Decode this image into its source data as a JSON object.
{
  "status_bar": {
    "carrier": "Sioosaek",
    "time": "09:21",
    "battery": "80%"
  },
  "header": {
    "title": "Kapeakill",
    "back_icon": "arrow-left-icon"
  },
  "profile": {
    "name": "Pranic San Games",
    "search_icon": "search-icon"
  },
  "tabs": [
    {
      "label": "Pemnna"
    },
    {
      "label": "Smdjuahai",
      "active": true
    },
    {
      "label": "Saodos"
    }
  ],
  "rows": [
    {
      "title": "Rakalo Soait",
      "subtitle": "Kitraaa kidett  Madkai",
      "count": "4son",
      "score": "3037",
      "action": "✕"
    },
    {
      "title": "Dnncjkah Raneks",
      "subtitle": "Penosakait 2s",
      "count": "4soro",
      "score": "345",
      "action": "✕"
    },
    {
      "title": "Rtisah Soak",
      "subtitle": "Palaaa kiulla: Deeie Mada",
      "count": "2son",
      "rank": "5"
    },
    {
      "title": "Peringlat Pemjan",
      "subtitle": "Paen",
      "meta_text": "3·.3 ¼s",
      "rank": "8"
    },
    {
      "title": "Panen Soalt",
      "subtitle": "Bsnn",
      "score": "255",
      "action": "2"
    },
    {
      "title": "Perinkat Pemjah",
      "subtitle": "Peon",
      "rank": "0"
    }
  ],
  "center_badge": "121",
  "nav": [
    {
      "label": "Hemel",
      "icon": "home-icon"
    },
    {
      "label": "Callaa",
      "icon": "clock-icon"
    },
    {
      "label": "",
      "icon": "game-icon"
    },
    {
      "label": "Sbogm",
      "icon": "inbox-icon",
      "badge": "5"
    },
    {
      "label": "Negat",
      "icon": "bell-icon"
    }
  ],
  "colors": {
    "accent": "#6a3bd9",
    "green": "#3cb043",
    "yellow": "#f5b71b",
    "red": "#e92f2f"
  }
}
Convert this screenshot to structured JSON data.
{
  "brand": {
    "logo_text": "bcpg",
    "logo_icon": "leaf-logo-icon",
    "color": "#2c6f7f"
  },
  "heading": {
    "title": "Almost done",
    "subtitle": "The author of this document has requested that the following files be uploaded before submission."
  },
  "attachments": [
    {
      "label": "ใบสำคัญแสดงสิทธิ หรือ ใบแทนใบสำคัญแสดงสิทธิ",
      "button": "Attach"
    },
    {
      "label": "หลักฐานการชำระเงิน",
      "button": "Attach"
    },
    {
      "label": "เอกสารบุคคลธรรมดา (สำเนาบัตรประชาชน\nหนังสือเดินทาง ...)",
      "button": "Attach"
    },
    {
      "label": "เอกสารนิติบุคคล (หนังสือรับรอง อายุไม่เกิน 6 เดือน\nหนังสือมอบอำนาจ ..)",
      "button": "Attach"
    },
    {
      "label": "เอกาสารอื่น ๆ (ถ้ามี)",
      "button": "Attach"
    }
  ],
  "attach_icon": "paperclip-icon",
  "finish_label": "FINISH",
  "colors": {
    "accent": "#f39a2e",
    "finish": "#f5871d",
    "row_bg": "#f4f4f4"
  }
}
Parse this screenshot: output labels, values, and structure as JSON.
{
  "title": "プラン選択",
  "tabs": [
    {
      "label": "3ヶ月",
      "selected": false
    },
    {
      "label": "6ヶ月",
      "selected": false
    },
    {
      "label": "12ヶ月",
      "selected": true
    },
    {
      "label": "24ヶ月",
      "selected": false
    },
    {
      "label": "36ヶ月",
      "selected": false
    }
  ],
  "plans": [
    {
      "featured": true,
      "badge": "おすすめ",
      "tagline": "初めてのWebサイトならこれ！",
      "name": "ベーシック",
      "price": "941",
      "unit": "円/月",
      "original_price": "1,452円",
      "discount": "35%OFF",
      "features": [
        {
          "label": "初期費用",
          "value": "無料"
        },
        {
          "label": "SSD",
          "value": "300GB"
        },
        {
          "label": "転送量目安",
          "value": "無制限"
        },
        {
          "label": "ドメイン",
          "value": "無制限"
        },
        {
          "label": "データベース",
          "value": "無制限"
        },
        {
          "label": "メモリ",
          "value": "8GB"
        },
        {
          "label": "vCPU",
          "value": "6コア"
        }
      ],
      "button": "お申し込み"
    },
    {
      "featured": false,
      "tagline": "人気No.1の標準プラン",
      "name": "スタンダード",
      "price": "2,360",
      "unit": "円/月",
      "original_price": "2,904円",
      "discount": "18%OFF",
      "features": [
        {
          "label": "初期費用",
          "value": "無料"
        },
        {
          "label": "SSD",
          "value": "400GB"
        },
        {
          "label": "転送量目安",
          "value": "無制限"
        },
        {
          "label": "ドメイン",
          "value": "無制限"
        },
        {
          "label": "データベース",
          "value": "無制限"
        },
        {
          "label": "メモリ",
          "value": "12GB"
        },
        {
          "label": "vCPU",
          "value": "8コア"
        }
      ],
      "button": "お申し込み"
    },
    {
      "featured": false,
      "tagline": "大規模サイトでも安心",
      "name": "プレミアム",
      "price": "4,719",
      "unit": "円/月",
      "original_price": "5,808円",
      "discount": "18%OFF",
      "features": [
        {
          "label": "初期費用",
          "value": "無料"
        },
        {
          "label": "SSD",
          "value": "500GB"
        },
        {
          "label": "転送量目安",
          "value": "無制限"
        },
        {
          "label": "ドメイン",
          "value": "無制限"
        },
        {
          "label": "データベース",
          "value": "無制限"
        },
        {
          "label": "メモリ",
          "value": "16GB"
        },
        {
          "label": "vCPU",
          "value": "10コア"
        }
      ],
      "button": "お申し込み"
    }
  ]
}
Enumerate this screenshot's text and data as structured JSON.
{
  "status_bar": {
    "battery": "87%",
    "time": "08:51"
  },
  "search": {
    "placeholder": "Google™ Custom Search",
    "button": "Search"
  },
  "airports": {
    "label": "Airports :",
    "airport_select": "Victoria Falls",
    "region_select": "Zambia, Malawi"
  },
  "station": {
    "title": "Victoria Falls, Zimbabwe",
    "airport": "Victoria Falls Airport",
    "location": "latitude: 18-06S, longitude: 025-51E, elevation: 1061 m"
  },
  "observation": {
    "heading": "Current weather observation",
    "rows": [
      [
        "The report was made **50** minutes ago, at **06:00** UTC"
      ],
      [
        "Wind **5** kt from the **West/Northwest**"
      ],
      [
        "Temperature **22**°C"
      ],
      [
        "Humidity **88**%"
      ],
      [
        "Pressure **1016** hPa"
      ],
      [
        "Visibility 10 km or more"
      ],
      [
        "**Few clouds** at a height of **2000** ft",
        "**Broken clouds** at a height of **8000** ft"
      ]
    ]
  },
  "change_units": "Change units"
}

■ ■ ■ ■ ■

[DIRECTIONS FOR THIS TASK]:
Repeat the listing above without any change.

[TASK RESPONSE]:
Decode this image into its source data as a JSON object.
{
  "status_bar": {
    "carrier": "Sioosaek",
    "time": "09:21",
    "battery": "80%"
  },
  "header": {
    "title": "Kapeakill",
    "back_icon": "arrow-left-icon"
  },
  "profile": {
    "name": "Pranic San Games",
    "search_icon": "search-icon"
  },
  "tabs": [
    {
      "label": "Pemnna"
    },
    {
      "label": "Smdjuahai",
      "active": true
    },
    {
      "label": "Saodos"
    }
  ],
  "rows": [
    {
      "title": "Rakalo Soait",
      "subtitle": "Kitraaa kidett  Madkai",
      "count": "4son",
      "score": "3037",
      "action": "✕"
    },
    {
      "title": "Dnncjkah Raneks",
      "subtitle": "Penosakait 2s",
      "count": "4soro",
      "score": "345",
      "action": "✕"
    },
    {
      "title": "Rtisah Soak",
      "subtitle": "Palaaa kiulla: Deeie Mada",
      "count": "2son",
      "rank": "5"
    },
    {
      "title": "Peringlat Pemjan",
      "subtitle": "Paen",
      "meta_text": "3·.3 ¼s",
      "rank": "8"
    },
    {
      "title": "Panen Soalt",
      "subtitle": "Bsnn",
      "score": "255",
      "action": "2"
    },
    {
      "title": "Perinkat Pemjah",
      "subtitle": "Peon",
      "rank": "0"
    }
  ],
  "center_badge": "121",
  "nav": [
    {
      "label": "Hemel",
      "icon": "home-icon"
    },
    {
      "label": "Callaa",
      "icon": "clock-icon"
    },
    {
      "label": "",
      "icon": "game-icon"
    },
    {
      "label": "Sbogm",
      "icon": "inbox-icon",
      "badge": "5"
    },
    {
      "label": "Negat",
      "icon": "bell-icon"
    }
  ],
  "colors": {
    "accent": "#6a3bd9",
    "green": "#3cb043",
    "yellow": "#f5b71b",
    "red": "#e92f2f"
  }
}
Convert this screenshot to structured JSON data.
{
  "brand": {
    "logo_text": "bcpg",
    "logo_icon": "leaf-logo-icon",
    "color": "#2c6f7f"
  },
  "heading": {
    "title": "Almost done",
    "subtitle": "The author of this document has requested that the following files be uploaded before submission."
  },
  "attachments": [
    {
      "label": "ใบสำคัญแสดงสิทธิ หรือ ใบแทนใบสำคัญแสดงสิทธิ",
      "button": "Attach"
    },
    {
      "label": "หลักฐานการชำระเงิน",
      "button": "Attach"
    },
    {
      "label": "เอกสารบุคคลธรรมดา (สำเนาบัตรประชาชน\nหนังสือเดินทาง ...)",
      "button": "Attach"
    },
    {
      "label": "เอกสารนิติบุคคล (หนังสือรับรอง อายุไม่เกิน 6 เดือน\nหนังสือมอบอำนาจ ..)",
      "button": "Attach"
    },
    {
      "label": "เอกาสารอื่น ๆ (ถ้ามี)",
      "button": "Attach"
    }
  ],
  "attach_icon": "paperclip-icon",
  "finish_label": "FINISH",
  "colors": {
    "accent": "#f39a2e",
    "finish": "#f5871d",
    "row_bg": "#f4f4f4"
  }
}
Parse this screenshot: output labels, values, and structure as JSON.
{
  "title": "プラン選択",
  "tabs": [
    {
      "label": "3ヶ月",
      "selected": false
    },
    {
      "label": "6ヶ月",
      "selected": false
    },
    {
      "label": "12ヶ月",
      "selected": true
    },
    {
      "label": "24ヶ月",
      "selected": false
    },
    {
      "label": "36ヶ月",
      "selected": false
    }
  ],
  "plans": [
    {
      "featured": true,
      "badge": "おすすめ",
      "tagline": "初めてのWebサイトならこれ！",
      "name": "ベーシック",
      "price": "941",
      "unit": "円/月",
      "original_price": "1,452円",
      "discount": "35%OFF",
      "features": [
        {
          "label": "初期費用",
          "value": "無料"
        },
        {
          "label": "SSD",
          "value": "300GB"
        },
        {
          "label": "転送量目安",
          "value": "無制限"
        },
        {
          "label": "ドメイン",
          "value": "無制限"
        },
        {
          "label": "データベース",
          "value": "無制限"
        },
        {
          "label": "メモリ",
          "value": "8GB"
        },
        {
          "label": "vCPU",
          "value": "6コア"
        }
      ],
      "button": "お申し込み"
    },
    {
      "featured": false,
      "tagline": "人気No.1の標準プラン",
      "name": "スタンダード",
      "price": "2,360",
      "unit": "円/月",
      "original_price": "2,904円",
      "discount": "18%OFF",
      "features": [
        {
          "label": "初期費用",
          "value": "無料"
        },
        {
          "label": "SSD",
          "value": "400GB"
        },
        {
          "label": "転送量目安",
          "value": "無制限"
        },
        {
          "label": "ドメイン",
          "value": "無制限"
        },
        {
          "label": "データベース",
          "value": "無制限"
        },
        {
          "label": "メモリ",
          "value": "12GB"
        },
        {
          "label": "vCPU",
          "value": "8コア"
        }
      ],
      "button": "お申し込み"
    },
    {
      "featured": false,
      "tagline": "大規模サイトでも安心",
      "name": "プレミアム",
      "price": "4,719",
      "unit": "円/月",
      "original_price": "5,808円",
      "discount": "18%OFF",
      "features": [
        {
          "label": "初期費用",
          "value": "無料"
        },
        {
          "label": "SSD",
          "value": "500GB"
        },
        {
          "label": "転送量目安",
          "value": "無制限"
        },
        {
          "label": "ドメイン",
          "value": "無制限"
        },
        {
          "label": "データベース",
          "value": "無制限"
        },
        {
          "label": "メモリ",
          "value": "16GB"
        },
        {
          "label": "vCPU",
          "value": "10コア"
        }
      ],
      "button": "お申し込み"
    }
  ]
}
Enumerate this screenshot's text and data as structured JSON.
{
  "status_bar": {
    "battery": "87%",
    "time": "08:51"
  },
  "search": {
    "placeholder": "Google™ Custom Search",
    "button": "Search"
  },
  "airports": {
    "label": "Airports :",
    "airport_select": "Victoria Falls",
    "region_select": "Zambia, Malawi"
  },
  "station": {
    "title": "Victoria Falls, Zimbabwe",
    "airport": "Victoria Falls Airport",
    "location": "latitude: 18-06S, longitude: 025-51E, elevation: 1061 m"
  },
  "observation": {
    "heading": "Current weather observation",
    "rows": [
      [
        "The report was made **50** minutes ago, at **06:00** UTC"
      ],
      [
        "Wind **5** kt from the **West/Northwest**"
      ],
      [
        "Temperature **22**°C"
      ],
      [
        "Humidity **88**%"
      ],
      [
        "Pressure **1016** hPa"
      ],
      [
        "Visibility 10 km or more"
      ],
      [
        "**Few clouds** at a height of **2000** ft",
        "**Broken clouds** at a height of **8000** ft"
      ]
    ]
  },
  "change_units": "Change units"
}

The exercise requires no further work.